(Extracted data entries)
───

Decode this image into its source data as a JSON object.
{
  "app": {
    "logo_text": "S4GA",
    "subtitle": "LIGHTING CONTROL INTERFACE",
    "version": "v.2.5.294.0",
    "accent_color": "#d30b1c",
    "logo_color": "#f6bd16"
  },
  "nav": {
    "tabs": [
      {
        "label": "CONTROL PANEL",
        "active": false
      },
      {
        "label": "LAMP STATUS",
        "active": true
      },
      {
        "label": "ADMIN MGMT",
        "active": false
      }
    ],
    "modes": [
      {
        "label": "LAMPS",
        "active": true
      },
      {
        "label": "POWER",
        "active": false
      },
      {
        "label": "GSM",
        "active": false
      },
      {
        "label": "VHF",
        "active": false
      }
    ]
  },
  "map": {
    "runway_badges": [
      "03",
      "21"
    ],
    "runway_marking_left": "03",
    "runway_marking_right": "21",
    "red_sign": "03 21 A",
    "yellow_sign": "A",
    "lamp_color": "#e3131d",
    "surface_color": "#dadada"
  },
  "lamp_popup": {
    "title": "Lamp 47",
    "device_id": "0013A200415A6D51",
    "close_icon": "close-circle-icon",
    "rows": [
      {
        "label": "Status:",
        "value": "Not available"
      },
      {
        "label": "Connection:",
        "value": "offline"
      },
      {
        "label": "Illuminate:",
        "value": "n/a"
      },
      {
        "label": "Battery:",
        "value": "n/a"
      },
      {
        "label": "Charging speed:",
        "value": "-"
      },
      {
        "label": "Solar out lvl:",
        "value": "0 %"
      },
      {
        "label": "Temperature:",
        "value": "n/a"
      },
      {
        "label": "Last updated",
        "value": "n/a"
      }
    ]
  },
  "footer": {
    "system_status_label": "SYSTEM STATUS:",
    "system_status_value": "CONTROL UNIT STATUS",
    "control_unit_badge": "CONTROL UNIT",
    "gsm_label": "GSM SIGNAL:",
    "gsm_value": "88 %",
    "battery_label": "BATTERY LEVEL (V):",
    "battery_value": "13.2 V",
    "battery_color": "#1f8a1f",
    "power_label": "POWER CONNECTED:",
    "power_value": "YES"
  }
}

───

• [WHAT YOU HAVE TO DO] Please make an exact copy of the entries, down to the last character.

• [SOLUTION TO THIS TASK]
Decode this image into its source data as a JSON object.
{
  "app": {
    "logo_text": "S4GA",
    "subtitle": "LIGHTING CONTROL INTERFACE",
    "version": "v.2.5.294.0",
    "accent_color": "#d30b1c",
    "logo_color": "#f6bd16"
  },
  "nav": {
    "tabs": [
      {
        "label": "CONTROL PANEL",
        "active": false
      },
      {
        "label": "LAMP STATUS",
        "active": true
      },
      {
        "label": "ADMIN MGMT",
        "active": false
      }
    ],
    "modes": [
      {
        "label": "LAMPS",
        "active": true
      },
      {
        "label": "POWER",
        "active": false
      },
      {
        "label": "GSM",
        "active": false
      },
      {
        "label": "VHF",
        "active": false
      }
    ]
  },
  "map": {
    "runway_badges": [
      "03",
      "21"
    ],
    "runway_marking_left": "03",
    "runway_marking_right": "21",
    "red_sign": "03 21 A",
    "yellow_sign": "A",
    "lamp_color": "#e3131d",
    "surface_color": "#dadada"
  },
  "lamp_popup": {
    "title": "Lamp 47",
    "device_id": "0013A200415A6D51",
    "close_icon": "close-circle-icon",
    "rows": [
      {
        "label": "Status:",
        "value": "Not available"
      },
      {
        "label": "Connection:",
        "value": "offline"
      },
      {
        "label": "Illuminate:",
        "value": "n/a"
      },
      {
        "label": "Battery:",
        "value": "n/a"
      },
      {
        "label": "Charging speed:",
        "value": "-"
      },
      {
        "label": "Solar out lvl:",
        "value": "0 %"
      },
      {
        "label": "Temperature:",
        "value": "n/a"
      },
      {
        "label": "Last updated",
        "value": "n/a"
      }
    ]
  },
  "footer": {
    "system_status_label": "SYSTEM STATUS:",
    "system_status_value": "CONTROL UNIT STATUS",
    "control_unit_badge": "CONTROL UNIT",
    "gsm_label": "GSM SIGNAL:",
    "gsm_value": "88 %",
    "battery_label": "BATTERY LEVEL (V):",
    "battery_value": "13.2 V",
    "battery_color": "#1f8a1f",
    "power_label": "POWER CONNECTED:",
    "power_value": "YES"
  }
}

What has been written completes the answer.